Why is this sad day called "good"? For many years, it was called "God's Friday." God's Friday sounds like Good Friday. This may be the way that Good Friday got its name. In other countries, this day is called Big Friday, Holy Friday, or Silent Friday.

Around the world, Christians have church services on Good Friday. In Spain, Mexico, and many South American countries, there are parades each day of the last week of Lent. The Good Friday parade is the saddest one. The parade of people winds through the dark streets early in the morning. Drums beat and the church bells ring slowly. People in the parade carry large statues of Jesus and his mother, Mary. People crowd the streets to watch the procession go by. They sing sad songs. They sometimes carry candles to brighten the darkness. Everyone is sad on Good Friday, but in two more days it will be Easter Sunday, a time to be happy again.

Easter Sunday

Easter Sunday is a day for rejoicing. It was on Easter Sunday that the friends of Jesus learned that Jesus was alive again. They went to the cave where Jesus had been buried. They found that the huge rock, which blocked the entrance to the cave, had been rolled away. The cave was empty. Jesus was alive again! He promised new life to everyone who believed in him.

Many Christians celebrate the promise of Jesus by going to church on Easter Sunday. They wear their best clothes. Churches are filled with flowers and candlelight. Bells ring out the happiness people feel. Everyone sings joyful hymns. Christians celebrate because Jesus has shown them God's power and love.

Easter Monday

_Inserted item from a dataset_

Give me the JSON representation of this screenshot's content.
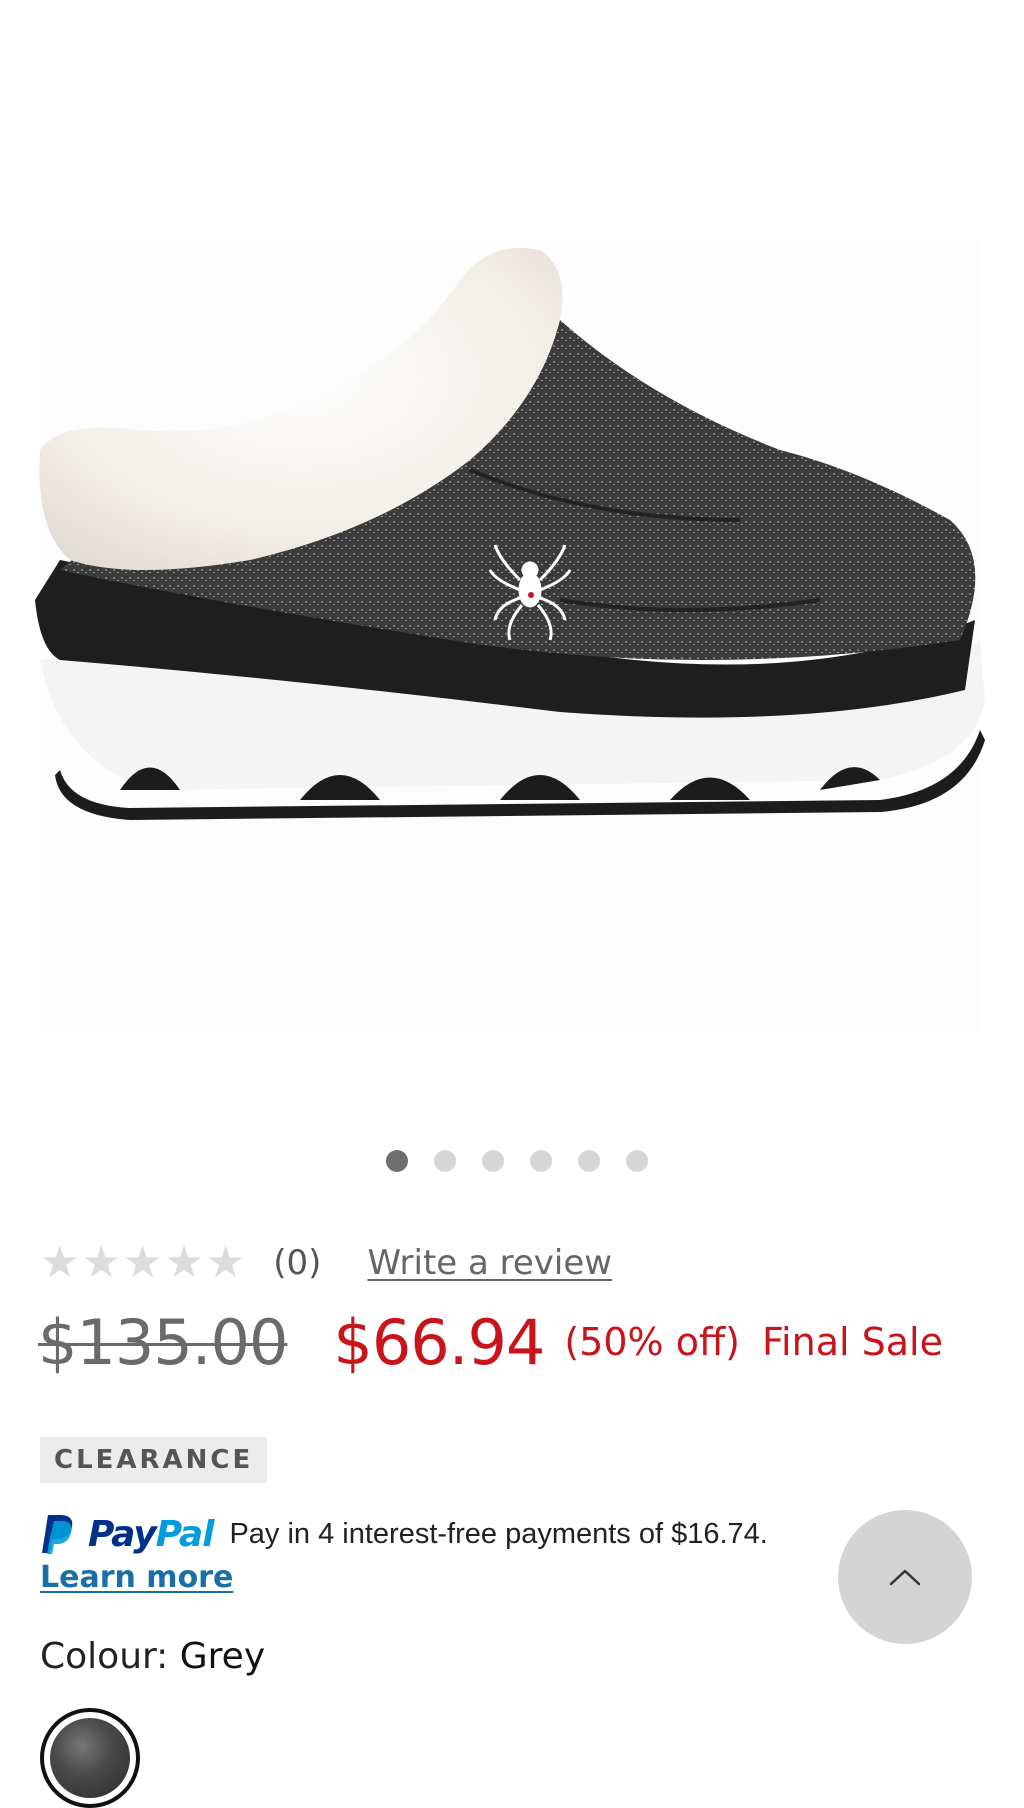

Spring is a time for rain showers, but Easter Monday can be a wet day for other reasons! Long ago, people believed that water was special during Easter. Girls washed their faces in streams or in the morning dew. they believed that this would make them beautiful!

In parts of Europe, easter Monday was a day for pushing friends into the water. Because of this, in Hungary, this day was called Ducking Monday. Today in Hungary, boys sprinkle girls with perfume or perfumed water. They wish one another good luck. The girls must reward the boys who spray them. They give them coins or Easter eggs.

In England, a favorite custom on Easter Monday and Tuesday was called "lifting" or "heaving." Young men went from home to home in the village. They carried a chair decorated with flowers. When a girl or a woman sat in the chair, they lifted her into the air three times. Being lifted was supposed to bring her good luck. She thanked the young men with money and a kiss! On the Tuesday following Easter Monday, it was the women's turn to lift the men in a chair!

How did this custom start? Some people think that it started as a wish that the crops would grow tall. Others believe that the custom began as a reminder that Jesus was lifted from the grave and taken to heaven.

Go back to the Easter page.